Hot Tip: Due to the COVID-19 pandemic, the 2021 festival will be held in October.
27. Join Literary Discussions at TW Fest
The Tennessee Williams & New Orleans Literary Festival, or TW Fest as it’s also known, is a 5-day literary festival held around March 26 (Tennesee Williams’ birthday). Actors, authors, and speakers come together to discuss the work of New Orleans’ most beloved playwrights, and live theater productions showcase some of Tennessee Williams’ most famous plays. Visitors can get involved in writing workshops and various contests, including the “Stella” shouting match that closes the festival.
28. Watch the Colorful Parades of Mardi Gras

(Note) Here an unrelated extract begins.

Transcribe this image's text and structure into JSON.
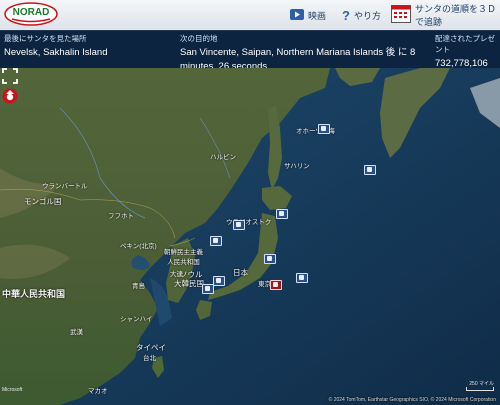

Mardi Gras is celebrated in a big way in New Orleans, showing off its cultural roots and traditions. For around 2 weeks before Ash Wednesday, the Crescent City is alive with daily parades, grand balls, and an abundance of colorful king cake. Parades are organized by different krewes that march in bands or ride elaborate floats, throwing beads and other gifts to eager crowds. As the most popular celebration in New Orleans, you’ll need to book accommodation well in advance if you’re planning to join the festivities.
29. See Top Bands and Artists at the Voodoo Music & Arts Experience
The Voodoo Music & Arts Experience takes place over the weekend closest to Halloween at Festival Grounds in City Park. This 3-day event draws over 150,000 visitors with its impressive line-up that has previously featured Foo Fighters, Muse, Eminem, and Green Day. It wouldn’t be a true New Orleans festival without food, and the Forked Up Food Court serves some of the tastiest Southern dishes created by local chefs. In between shows, explore some of the large-scale art installations or support local businesses by browsing handcrafted pieces at the Market Place.
30. Enjoy Free Festivities in the French Quarter
French Quarter Fest is a free festival usually held in early April, but due to the COVID-19 pandemic, the 2021 date has been moved to the fall. This annual festival has been running since 1984 and celebrates the music, food, art, and culture of this vibrant neighborhood. Music is played across more than 20 stages throughout the French Quarter — inside Jackson Square, along the river in Woldenberg Park, and on the grounds of the New Orleans Jazz Museum.
Hot Tip: Can’t get enough amazing music? ESSENCE Fest, one of the largest African-American culture and music events, typically draws more than half a million people to New Orleans over July 4th weekend. Due to COVID-19, the 2021 hybrid festival will feature virtual content focused on culture, equity, and celebration.
New Orleans is a pretty unique city with such an eclectic mix of traditions and influences. Its party culture can be enjoyed by visitors of all ages, with many family-friendly festivals and attractions.
If you are planning to visit for a particular event or are looking to avoid the crowds, be sure to check out our article on the best times to visit New Orleans.